Treatment of Hyperparathyroidism
Effective treatment varies, depending on the cause of the disease. In primary hyperparathyroidism, surgery is the only definitive therapy. In mild hyperparathyroidism, the only effective long-term medical therapy is maintaining hydration.
Treatment of primary disease includes:
- surgery to remove the adenoma or, depending on the extent of hyperplasia, all but one-half of one gland, to provide normal PTR levels (may relieve bone pain within 3 days, but renal damage may be irreversible)
- decreasing calcium levels using such methods as forcing fluids,limiting dietary intake of calcium, and promoting sodium and calcium excretion through forced diuresis (causing as much as 6 qt [6 L] of urine output in life-threatening circumstances), and use of furosemide (Lasix) or ethacrynic acid (Edecrin) (preoperatively or if surgery isn't feasible or necessary)
- oral sodium or potassium phosphate, subcutaneous calcitonin (Calcimar), IV. plicamycin
- IV. magnesium and phosphate or sodium phosphate solution by mouth or retention enema (for potential postoperative magnesium and phosphate deficiencies), possibly supplemental calcium, vitamin D, or calcitriol (Calcijex) (serum calcium level decreases to low-normal range during the first 4 to 5 days after surgery).
Treatment of secondary disease includes:
- vitamin D to correct the underlying cause of parathyroid hyperplasia; aluminum hydroxide preparation to correct hyperphosphatemia in the patient with kidney disease
- dialysis in the patient with renal failure to decrease phosphorus levels (may be lifelong)
- decreasing calcium levels, although enlarged glands may not revert to normal size and function even after calcium levels have been controlled in the patient with chronic secondary hyperparathyroidism
- for severe hypercalcemia (serum calcium greater than 14 mg/ dl) or for the patient with severe symptoms, administration of calcitonin, a rapid-acting agent, along with hydration; possible initiation of pamidronate, a slower acting agent. to provide a longer lasting effect.
Special considerations or prevention
Care emphasizes prevention of complications from the underlying disease and its treatment:
- Obtain pretreatment baseline serum potassium, calcium, phosphate, and magnesium levels because these values may change abruptly during treatment.
- During hydration to reduce serum calcium level, record intake and output accurately. Strain urine to check for calculi. Provide at least 3 qt (3 L) of fluid per day, including cranberry or prune juice to increase urine acidity and help prevent calculus formation. As ordered, obtain blood samples and urine specimens to measure sodium, potassium, and magnesium levels, especially for the patient taking furosemide.
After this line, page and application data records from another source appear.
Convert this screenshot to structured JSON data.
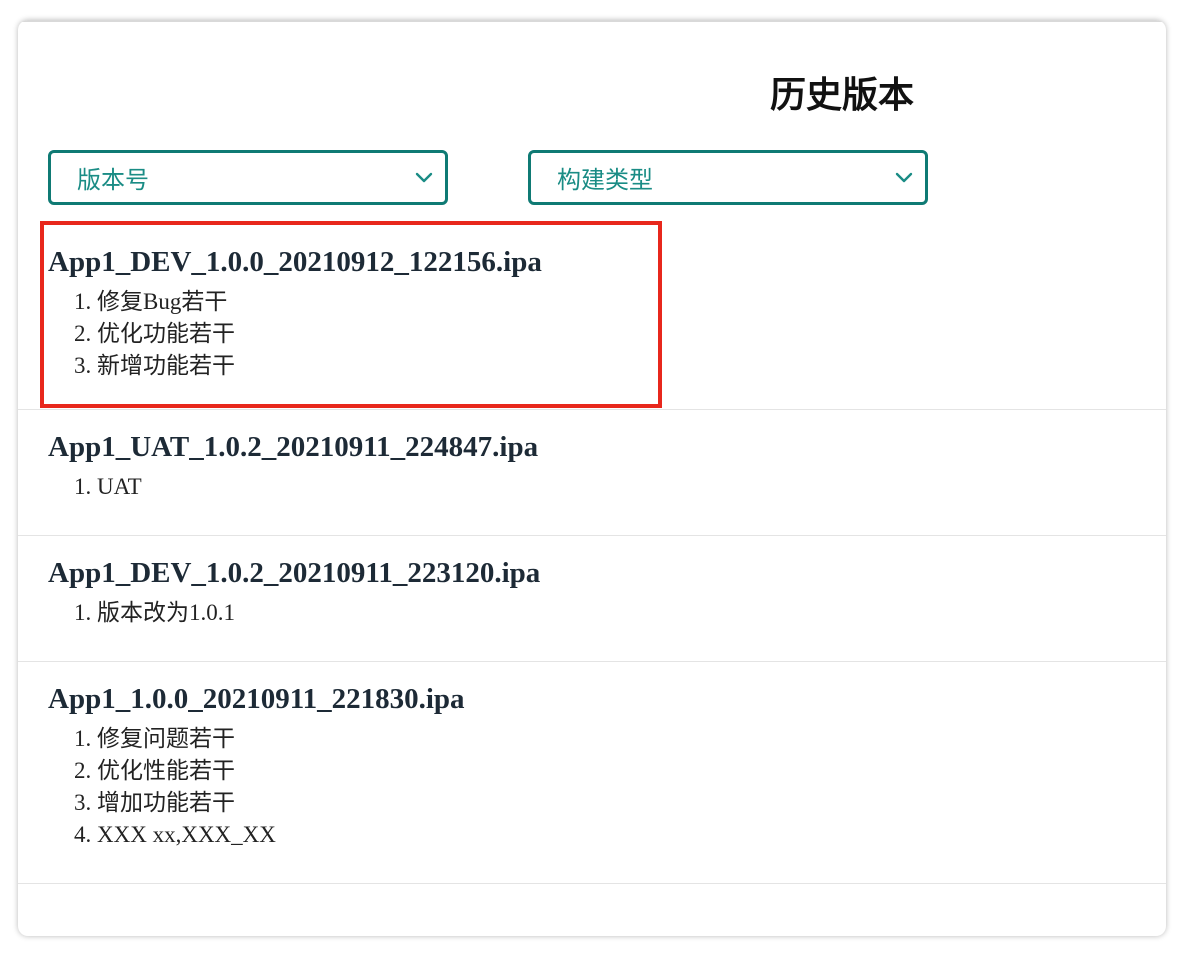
{
  "page": {
    "title": "历史版本"
  },
  "filters": {
    "version": {
      "label": "版本号"
    },
    "build_type": {
      "label": "构建类型"
    }
  },
  "versions": [
    {
      "name": "App1_DEV_1.0.0_20210912_122156.ipa",
      "notes": [
        "1. 修复Bug若干",
        "2. 优化功能若干",
        "3. 新增功能若干"
      ]
    },
    {
      "name": "App1_UAT_1.0.2_20210911_224847.ipa",
      "notes": [
        "1. UAT"
      ]
    },
    {
      "name": "App1_DEV_1.0.2_20210911_223120.ipa",
      "notes": [
        "1. 版本改为1.0.1"
      ]
    },
    {
      "name": "App1_1.0.0_20210911_221830.ipa",
      "notes": [
        "1. 修复问题若干",
        "2. 优化性能若干",
        "3. 增加功能若干",
        "4. XXX xx,XXX_XX"
      ]
    }
  ],
  "colors": {
    "accent": "#0f7a74",
    "accent_text": "#1a8c85",
    "highlight": "#e8271c"
  },
  "icons": {
    "dropdown": "chevron-down-icon"
  }
}
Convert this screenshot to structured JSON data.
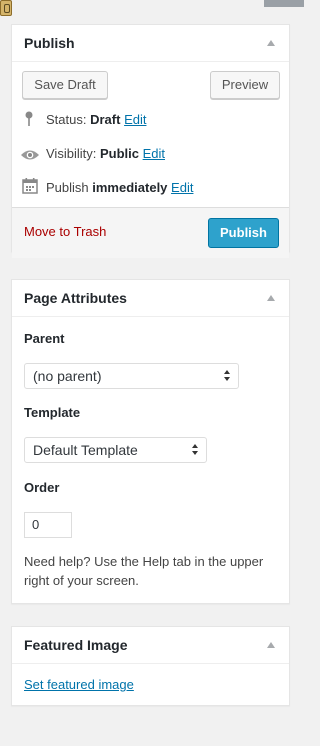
{
  "publish_box": {
    "title": "Publish",
    "save_draft_label": "Save Draft",
    "preview_label": "Preview",
    "status_label": "Status:",
    "status_value": "Draft",
    "visibility_label": "Visibility:",
    "visibility_value": "Public",
    "publish_label": "Publish",
    "publish_value": "immediately",
    "edit_label": "Edit",
    "trash_label": "Move to Trash",
    "publish_button_label": "Publish"
  },
  "attributes_box": {
    "title": "Page Attributes",
    "parent_label": "Parent",
    "parent_value": "(no parent)",
    "template_label": "Template",
    "template_value": "Default Template",
    "order_label": "Order",
    "order_value": "0",
    "help_text": "Need help? Use the Help tab in the upper right of your screen."
  },
  "featured_box": {
    "title": "Featured Image",
    "link_label": "Set featured image"
  },
  "colors": {
    "accent": "#2ea2cc",
    "link": "#0073aa",
    "trash": "#aa0000"
  },
  "icons": [
    "pin-icon",
    "eye-icon",
    "calendar-icon",
    "collapse-arrow-icon",
    "select-arrows-icon"
  ]
}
- Watch for signs of peptic ulcer and administer antacids as appropriate. after parathyroidectomy:
- Check frequently for respiratory distress, and keep a tracheotomy tray at the bedside. Watch for postoperative complications, such as laryngeal nerve damage or, rarely, hemorrhage. Monitor intake and output carefully.
- Check for swelling at the operative site. Place the patient in semi-Fowler's position, and support the head and neck with sandbags to decrease edema, which may cause pressure on the trachea.
- Watch for signs of mild tetany, such as complaints of tingling in the hands and around the mouth. These symptoms should subside quickly but may be prodromal signs of tetany, so keep calcium gluconate or calcium chloride LV. available for emergency administration. Watch for increased neuromuscular irritability and other signs of severe tetany, and report them immediately.
- Ambulate the patient as soon as possible postoperatively, even though she may find this uncomfortable, because pressure on bones speeds up bone recalcification.
- Check laboratory results for low serum calcium and magnesium levels. . Monitor for changes in mental status and watch for listlessness. In the patient with persistent hypercalcemia, check for muscle weakness and psychiatric symptoms. (Hypercalcemic states may cause anxiety, depression, psychosis, apathy, and fatigue.)
- At discharge, provide thorough patient-teaching to help avoid complications. (See Patient teaching for hyperparathyroidism.